About this exercise: Where "JSON" occurs in a line of the entries below, copy that line.

Input data:
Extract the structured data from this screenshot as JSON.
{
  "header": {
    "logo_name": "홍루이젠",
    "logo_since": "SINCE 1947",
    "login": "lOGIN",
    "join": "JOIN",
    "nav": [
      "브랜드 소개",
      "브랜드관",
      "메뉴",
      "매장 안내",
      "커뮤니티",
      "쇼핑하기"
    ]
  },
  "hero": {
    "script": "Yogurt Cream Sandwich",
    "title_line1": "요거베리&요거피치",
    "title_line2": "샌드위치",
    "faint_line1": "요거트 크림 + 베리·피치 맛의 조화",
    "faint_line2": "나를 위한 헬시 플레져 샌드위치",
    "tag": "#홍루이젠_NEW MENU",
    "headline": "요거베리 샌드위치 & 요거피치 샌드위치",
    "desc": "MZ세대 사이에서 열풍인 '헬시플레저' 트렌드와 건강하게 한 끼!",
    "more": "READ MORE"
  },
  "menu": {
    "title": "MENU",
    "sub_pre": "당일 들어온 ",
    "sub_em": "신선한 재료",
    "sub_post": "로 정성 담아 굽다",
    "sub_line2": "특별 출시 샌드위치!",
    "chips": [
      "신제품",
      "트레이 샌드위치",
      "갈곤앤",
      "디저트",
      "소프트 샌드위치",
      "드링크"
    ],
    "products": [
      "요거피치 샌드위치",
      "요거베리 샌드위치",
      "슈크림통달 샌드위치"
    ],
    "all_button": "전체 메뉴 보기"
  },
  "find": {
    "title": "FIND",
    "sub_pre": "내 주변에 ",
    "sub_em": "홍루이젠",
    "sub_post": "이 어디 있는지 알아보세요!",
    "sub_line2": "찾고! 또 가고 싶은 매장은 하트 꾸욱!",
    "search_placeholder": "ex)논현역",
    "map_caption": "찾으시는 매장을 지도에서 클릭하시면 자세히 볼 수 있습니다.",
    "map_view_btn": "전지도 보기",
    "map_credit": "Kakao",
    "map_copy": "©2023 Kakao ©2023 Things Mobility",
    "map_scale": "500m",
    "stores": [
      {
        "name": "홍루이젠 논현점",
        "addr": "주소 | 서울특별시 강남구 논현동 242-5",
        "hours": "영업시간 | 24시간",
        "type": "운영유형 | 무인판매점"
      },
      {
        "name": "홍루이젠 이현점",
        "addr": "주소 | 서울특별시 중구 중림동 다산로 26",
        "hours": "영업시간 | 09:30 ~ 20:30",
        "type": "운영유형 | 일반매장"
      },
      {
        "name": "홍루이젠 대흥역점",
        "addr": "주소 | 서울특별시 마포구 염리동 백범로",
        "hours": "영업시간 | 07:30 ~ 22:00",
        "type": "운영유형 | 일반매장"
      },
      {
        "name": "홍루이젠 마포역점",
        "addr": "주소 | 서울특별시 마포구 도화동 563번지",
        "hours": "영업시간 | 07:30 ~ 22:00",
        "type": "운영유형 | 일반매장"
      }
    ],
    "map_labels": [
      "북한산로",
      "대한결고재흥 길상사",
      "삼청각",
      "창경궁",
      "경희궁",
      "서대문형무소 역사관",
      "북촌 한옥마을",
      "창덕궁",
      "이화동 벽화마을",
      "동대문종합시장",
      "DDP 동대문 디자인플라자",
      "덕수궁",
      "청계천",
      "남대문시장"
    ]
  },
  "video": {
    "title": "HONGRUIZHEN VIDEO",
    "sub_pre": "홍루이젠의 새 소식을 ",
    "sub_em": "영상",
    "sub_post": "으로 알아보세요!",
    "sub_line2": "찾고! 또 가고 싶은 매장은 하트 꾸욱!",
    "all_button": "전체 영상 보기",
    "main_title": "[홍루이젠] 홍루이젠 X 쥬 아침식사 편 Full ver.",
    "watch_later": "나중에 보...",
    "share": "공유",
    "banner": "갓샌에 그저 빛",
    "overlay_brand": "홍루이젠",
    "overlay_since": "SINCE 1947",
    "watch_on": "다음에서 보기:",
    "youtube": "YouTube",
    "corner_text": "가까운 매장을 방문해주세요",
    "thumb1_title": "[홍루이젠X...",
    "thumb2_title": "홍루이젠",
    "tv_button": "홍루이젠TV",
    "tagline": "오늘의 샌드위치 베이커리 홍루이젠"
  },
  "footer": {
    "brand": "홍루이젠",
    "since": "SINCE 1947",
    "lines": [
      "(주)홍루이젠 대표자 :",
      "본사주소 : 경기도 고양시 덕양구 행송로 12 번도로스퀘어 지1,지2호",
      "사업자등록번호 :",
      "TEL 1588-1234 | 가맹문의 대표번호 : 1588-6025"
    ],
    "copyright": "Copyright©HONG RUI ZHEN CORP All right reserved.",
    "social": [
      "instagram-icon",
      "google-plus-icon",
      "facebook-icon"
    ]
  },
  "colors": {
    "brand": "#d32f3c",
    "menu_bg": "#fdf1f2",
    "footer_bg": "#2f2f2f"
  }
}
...
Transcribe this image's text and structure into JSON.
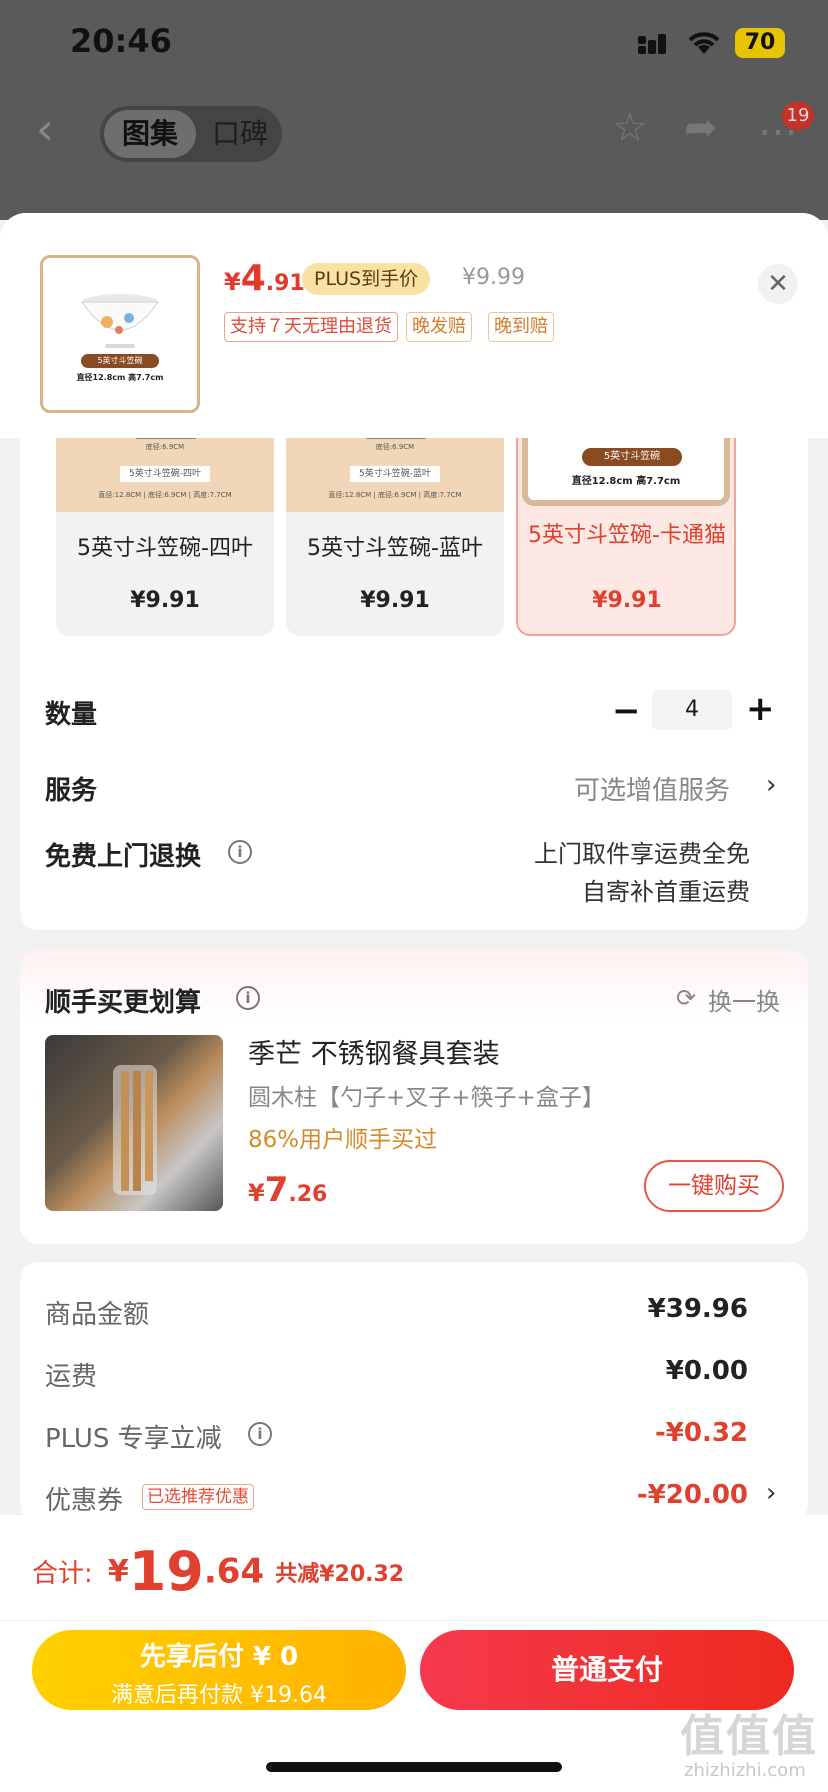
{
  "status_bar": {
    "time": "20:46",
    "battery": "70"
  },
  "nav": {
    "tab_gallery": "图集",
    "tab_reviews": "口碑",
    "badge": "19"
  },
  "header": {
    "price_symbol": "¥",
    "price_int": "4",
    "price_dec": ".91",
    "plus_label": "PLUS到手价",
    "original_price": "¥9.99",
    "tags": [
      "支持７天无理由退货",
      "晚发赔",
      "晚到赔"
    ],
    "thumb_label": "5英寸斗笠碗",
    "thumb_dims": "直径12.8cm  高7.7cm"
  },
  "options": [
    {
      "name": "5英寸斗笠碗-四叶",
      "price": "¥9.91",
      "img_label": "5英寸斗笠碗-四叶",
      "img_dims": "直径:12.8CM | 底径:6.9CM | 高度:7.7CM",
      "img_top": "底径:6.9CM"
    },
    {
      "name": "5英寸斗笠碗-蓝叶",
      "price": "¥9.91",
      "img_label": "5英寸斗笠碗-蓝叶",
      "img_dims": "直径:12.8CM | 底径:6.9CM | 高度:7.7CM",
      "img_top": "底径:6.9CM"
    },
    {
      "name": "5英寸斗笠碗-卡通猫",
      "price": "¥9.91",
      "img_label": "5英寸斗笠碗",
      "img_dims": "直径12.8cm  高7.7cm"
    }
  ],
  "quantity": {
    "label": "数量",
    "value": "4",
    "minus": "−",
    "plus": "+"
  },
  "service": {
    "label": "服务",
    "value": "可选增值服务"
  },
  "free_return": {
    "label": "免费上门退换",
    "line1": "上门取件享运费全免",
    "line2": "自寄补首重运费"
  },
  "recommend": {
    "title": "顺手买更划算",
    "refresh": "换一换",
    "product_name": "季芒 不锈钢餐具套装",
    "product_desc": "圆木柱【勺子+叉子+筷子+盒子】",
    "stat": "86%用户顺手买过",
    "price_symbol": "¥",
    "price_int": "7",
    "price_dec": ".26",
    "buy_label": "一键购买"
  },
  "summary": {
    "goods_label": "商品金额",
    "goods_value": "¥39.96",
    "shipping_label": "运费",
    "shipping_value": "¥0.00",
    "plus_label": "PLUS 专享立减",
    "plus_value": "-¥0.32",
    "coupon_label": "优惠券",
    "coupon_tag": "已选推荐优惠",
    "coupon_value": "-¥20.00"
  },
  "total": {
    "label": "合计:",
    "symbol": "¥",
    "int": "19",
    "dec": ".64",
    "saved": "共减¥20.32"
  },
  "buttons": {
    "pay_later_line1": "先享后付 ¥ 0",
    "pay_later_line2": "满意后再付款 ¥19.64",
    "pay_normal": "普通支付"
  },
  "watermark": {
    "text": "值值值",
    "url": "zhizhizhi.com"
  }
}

Response below:
Extract the structured data from this screenshot as JSON.
Transcribe this image's text and structure into JSON.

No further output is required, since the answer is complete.